On top of these unintended Cold War consequences is the fact that there are 46 Important Bird Areas (IBAs) strewn throughout Brandenburg. IBAs are politically-defined conservation sites where birds and other fauna are shielded from agricultural expansion. “There are a huge number of protected areas here. We have biosphere reserves as well as national parks. Berlin is a very green capital too,” Rolf says.
Given the somewhat inevitable creep of peri-urban growth, we wonder whether Rolf has any concerns about the future of this natural paradise. “Right now we have a lot of problems with farming, especially the cultivation of corn for biofuels,” he says. “It’s not easy to safeguard nature for future generations because a lot of political decisions are very short-sighted. People are focused on other concerns at the moment, environmental issues aren’t so important right now.”

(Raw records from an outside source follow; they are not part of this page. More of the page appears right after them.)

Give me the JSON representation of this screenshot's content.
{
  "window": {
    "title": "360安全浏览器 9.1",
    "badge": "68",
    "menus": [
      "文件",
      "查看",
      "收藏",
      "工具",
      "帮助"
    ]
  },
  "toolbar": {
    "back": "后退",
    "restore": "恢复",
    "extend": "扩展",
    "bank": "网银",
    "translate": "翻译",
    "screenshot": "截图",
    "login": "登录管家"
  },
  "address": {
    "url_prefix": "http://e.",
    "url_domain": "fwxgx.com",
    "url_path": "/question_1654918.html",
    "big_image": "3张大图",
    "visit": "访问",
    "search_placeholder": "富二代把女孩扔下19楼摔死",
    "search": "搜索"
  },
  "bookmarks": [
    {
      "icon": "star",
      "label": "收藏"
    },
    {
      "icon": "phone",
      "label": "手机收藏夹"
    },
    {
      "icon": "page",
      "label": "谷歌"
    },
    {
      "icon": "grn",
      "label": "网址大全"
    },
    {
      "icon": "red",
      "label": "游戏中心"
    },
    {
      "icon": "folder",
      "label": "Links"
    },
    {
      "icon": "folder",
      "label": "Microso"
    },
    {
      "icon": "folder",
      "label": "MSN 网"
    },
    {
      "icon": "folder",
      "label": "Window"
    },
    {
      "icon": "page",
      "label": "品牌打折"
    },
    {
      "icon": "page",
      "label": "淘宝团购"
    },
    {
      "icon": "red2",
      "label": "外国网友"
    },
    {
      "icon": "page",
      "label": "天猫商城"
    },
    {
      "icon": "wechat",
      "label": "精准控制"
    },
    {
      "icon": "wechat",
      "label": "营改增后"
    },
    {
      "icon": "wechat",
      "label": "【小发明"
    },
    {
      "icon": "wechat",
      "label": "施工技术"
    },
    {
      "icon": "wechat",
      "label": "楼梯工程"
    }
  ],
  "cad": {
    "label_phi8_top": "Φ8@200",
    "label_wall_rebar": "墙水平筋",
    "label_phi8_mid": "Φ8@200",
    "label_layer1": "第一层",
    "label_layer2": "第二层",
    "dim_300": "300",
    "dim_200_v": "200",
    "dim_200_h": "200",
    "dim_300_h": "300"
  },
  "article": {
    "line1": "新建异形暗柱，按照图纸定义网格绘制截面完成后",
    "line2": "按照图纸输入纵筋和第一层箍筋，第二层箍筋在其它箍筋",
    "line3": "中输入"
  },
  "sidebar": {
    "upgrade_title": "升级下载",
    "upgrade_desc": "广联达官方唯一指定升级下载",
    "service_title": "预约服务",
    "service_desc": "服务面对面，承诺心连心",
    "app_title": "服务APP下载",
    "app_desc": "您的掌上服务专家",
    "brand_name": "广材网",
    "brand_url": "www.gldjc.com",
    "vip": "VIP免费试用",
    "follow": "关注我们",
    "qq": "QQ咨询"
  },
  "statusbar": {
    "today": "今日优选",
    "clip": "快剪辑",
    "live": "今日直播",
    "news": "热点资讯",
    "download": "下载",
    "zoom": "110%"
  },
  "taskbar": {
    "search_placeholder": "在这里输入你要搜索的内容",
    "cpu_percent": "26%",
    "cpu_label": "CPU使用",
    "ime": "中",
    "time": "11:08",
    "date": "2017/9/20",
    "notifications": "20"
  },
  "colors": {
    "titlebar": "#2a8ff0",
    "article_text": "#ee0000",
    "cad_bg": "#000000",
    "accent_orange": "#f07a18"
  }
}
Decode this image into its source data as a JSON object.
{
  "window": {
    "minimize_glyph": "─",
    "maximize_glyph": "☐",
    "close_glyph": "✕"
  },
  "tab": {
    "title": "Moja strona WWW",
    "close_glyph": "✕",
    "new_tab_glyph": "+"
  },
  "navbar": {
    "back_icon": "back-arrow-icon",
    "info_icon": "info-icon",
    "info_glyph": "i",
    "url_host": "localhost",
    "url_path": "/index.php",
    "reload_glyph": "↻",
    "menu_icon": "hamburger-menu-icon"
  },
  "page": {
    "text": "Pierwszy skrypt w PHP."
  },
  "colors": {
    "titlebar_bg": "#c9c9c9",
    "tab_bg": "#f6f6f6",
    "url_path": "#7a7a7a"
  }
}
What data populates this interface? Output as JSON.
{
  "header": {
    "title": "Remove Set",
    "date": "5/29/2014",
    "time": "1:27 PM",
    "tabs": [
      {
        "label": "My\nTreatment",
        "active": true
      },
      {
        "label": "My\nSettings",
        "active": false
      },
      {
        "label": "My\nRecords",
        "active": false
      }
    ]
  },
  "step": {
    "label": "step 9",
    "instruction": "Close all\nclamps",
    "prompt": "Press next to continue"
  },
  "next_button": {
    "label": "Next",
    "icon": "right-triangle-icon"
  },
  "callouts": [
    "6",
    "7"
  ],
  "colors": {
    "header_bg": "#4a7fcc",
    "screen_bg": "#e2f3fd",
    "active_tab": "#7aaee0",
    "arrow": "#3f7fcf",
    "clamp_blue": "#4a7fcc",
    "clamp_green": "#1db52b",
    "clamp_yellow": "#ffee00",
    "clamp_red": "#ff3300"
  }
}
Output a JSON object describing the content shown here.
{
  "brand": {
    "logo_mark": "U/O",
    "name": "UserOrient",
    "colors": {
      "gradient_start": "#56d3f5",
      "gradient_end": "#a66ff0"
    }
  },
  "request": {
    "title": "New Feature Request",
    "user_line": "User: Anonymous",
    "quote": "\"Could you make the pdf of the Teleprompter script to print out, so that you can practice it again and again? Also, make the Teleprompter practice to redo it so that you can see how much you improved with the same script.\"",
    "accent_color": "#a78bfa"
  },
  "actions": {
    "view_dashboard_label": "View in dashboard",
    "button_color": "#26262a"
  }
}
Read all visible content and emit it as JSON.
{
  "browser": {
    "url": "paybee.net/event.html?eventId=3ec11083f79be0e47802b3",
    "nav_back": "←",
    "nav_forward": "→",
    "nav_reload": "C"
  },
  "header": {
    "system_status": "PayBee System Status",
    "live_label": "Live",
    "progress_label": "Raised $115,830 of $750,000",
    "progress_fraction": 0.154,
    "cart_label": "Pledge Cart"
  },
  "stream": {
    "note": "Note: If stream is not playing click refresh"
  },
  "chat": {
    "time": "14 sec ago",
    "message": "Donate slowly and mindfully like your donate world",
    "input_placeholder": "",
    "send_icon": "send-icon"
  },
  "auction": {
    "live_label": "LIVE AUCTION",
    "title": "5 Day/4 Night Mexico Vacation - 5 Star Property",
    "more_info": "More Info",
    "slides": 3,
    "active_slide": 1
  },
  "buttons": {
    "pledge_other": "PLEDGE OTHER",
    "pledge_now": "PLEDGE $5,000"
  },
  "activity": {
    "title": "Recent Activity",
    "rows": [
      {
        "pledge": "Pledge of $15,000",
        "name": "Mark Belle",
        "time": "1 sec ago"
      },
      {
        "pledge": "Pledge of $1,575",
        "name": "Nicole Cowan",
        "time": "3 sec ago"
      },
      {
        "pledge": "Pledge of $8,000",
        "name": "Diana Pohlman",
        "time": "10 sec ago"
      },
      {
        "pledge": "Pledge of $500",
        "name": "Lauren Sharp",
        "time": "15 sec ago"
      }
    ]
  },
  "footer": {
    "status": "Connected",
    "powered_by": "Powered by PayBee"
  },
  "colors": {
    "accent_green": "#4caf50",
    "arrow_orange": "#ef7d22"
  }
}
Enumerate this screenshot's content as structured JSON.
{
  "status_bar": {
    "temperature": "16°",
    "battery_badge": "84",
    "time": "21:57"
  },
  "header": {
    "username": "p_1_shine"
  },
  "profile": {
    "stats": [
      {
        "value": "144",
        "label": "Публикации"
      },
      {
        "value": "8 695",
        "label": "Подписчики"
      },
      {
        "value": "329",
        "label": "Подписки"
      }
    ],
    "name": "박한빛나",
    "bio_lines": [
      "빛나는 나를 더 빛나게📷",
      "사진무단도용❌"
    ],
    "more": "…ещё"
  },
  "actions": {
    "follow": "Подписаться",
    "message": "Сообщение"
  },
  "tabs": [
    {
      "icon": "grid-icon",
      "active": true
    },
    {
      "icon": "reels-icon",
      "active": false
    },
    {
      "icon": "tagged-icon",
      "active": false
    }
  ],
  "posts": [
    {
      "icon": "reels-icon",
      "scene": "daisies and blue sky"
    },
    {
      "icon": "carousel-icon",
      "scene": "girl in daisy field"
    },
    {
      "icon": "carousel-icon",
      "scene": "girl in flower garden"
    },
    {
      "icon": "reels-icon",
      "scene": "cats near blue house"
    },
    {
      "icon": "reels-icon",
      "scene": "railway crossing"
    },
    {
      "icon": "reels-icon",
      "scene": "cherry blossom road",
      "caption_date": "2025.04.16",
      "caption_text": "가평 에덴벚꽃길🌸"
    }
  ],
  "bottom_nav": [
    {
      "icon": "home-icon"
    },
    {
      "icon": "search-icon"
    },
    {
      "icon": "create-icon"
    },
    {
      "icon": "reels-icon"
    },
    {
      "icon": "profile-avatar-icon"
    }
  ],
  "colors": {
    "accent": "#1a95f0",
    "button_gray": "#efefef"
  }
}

It’s engrossing to chat to someone as enthusiastic as Rolf. He confirms Gráinne’s account of Linum’s massive crane exodus and gives us an intricate, seasonal index of Brandenburg’s wildlife. Armed with such an expansive ornithological knowledge, we quiz him on whether he has a favourite bird. “A lot of people ask me this,” he says, chuckling. “Maybe the bullfinch. It’s a very smart bird, with its red breast and green head. But it’s a bad singer! Still, I like it, it gives me the feeling of spring.”

After speaking to Rolf, we remember something Gráinne said when we first met a fortnight ago: “Birding gets you more involved with your environment, and it reminds you that humans aren’t everything. We’re all part of this one big ecosystem. Why not get out there, explore it and relate to it a bit more.” We couldn’t agree with her more.